Sasaki Takahide (佐々木高秀)

Takahide SASAKI (also known as Takahide KYOGOKU) was a Shugo Daimyo (Territorial Lord as Military Commissioner) during the Muromachi period.

Biography

Takahide was born in 1328 as the third son of Doyo SASAKI, who contributed greatly to the establishment of the Muromachi Bakufu (Japanese feudal government headed by a shogun). He attended the memorial service for Emperor Godaigo in 1345 at Tenryu-ji Temple.

His eldest brother, Hidetsuna SASAKI, and older brother Hidemune SASAKI died in battle in 1353 and 1348, respectively, leaving him heir to the Kyogoku clan, a branch family of the Sasaki clan.

In 1361, while serving as Samuraidokoro no Tsukasa (a samurai office), he led a force of some 500 soldiers to Ninjo-ji Temple in Settsu Province to confront Kiyouji HOSOKAWA, who had lost his position because of his father's resistance to the bakufu and was on his way to attack Kyoto. Takahide let Hosokawa's force pass by without a fight.

In 1365, Ujiyori ROKKAKU, the head of the Sasaki clan, lost his only heir at a young age; therefore, Takahide sent Takanori KYOGOKU to be adopted by the Rokkaku family. However, after adopting Takanori, Ujiyori had a son Kamejumaru, later called Mitsutaka ROKKAKU, and died the following year. This caused a dispute concerning the next heir, and the bakufu, in which Yoriyuki HOSOKAWA was serving as Kanrei (a high political post in feudal Japan), ordered Takanori to be the conservator until Kamejumaru came of age, and appointed him Omi no kuni Shugo (Military Commissioner of Omi Province) which had been held for generations by the Rokkaku clan. Only 7 years later, in 1377, Takanori was relieved from his position as Omi no kuni Shugo. This incident deepened the antagonism between Tahahide and Yoriyuki HOSOKAWA, which is considered to have been the root cause of the Koryaku no Seihen (Coup of Koryaku).
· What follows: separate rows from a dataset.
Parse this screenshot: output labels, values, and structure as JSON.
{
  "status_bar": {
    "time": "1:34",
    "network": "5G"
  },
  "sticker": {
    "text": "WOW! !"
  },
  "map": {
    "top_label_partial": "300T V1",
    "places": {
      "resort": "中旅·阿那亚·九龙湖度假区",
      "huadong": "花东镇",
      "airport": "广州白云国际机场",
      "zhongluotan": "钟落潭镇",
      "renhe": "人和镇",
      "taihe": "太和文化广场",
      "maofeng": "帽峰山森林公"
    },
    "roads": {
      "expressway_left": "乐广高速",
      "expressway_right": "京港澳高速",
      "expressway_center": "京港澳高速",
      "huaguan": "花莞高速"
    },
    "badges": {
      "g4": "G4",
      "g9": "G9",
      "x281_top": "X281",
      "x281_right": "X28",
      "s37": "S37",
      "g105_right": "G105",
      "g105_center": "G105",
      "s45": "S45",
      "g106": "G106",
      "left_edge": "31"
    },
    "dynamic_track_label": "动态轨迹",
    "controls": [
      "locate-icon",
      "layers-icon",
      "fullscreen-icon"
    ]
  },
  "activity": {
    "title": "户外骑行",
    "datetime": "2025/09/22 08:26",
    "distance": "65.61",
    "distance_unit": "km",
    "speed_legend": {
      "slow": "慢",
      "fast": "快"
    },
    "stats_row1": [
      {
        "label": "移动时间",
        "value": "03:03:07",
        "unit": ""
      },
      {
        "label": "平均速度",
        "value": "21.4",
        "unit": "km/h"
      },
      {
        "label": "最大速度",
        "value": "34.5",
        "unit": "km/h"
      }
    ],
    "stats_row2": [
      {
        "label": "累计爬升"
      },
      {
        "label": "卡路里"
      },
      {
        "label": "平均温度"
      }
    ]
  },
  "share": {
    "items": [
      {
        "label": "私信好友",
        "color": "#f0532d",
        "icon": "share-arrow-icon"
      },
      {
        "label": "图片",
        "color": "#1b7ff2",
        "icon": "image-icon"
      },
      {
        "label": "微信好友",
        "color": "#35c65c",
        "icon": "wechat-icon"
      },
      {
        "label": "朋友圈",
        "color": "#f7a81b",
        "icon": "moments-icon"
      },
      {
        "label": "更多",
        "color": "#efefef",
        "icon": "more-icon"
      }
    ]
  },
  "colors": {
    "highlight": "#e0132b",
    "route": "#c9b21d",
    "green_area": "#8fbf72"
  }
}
Meanwhile, Takahide joined the Hyojo shu (Councilors) in 1368, was promoted to Jushiinoge (Junior Fourth Rank, Lower Grade) and appointed Daizen Daibu (Master of the Office of the Palace Table), and when his father died in 1373, he headed the family estate.

During the Koryaku no Seihen that occurred in 1379, he sought the post of Kanrei along with Yoriyasu TOKI of Mino Province, and formed a force in Omi. They fought against the Rokkaku clan force sent by Yoshimitsu ASHIKAGA, the Seii Taishogun (literally, "great general who subdues the barbarians"), to search and kill Takahide. Meanwhile, seeing that Ujimitsu ASHIKAGA, the Kamakura Kubo (the shogunal headquarters in Kamakura), also intended to revolt, Yoshimitsu forgave Takahide's group and Takahide pledged to follow shogun orders in Kyoto. On the day following, however, Takahide formed a huge force with Yoshiyuki (Yoshimasa) SHIBA and Yoriyasu TOKI, surrounded Hana no Gosho (Flower Palace), and succeeded in removing Yoriyuki once again.

In 1390, on the orders of Yoshimitsu, Takahide subjugated Yasuyuki TOKI of Mino Province, and the year after, in 1391, he died at the age of 64.

He loved Waka poetry, and some of his poems are included in the "Shin Senzai Wakashu," "Shin Shui Wakashu," and "Shin Goshui Wakashu" collections.

His oldest son, Takanori KYOGOKU, was his successor. He awarded his third son, Takahisa AMAGO Amago-go, Omi Province, and Takahisa became the patriarch of the Amago clan and later became daimyo (Japanese territorial lord) of Izumo Province in the Sengoku period.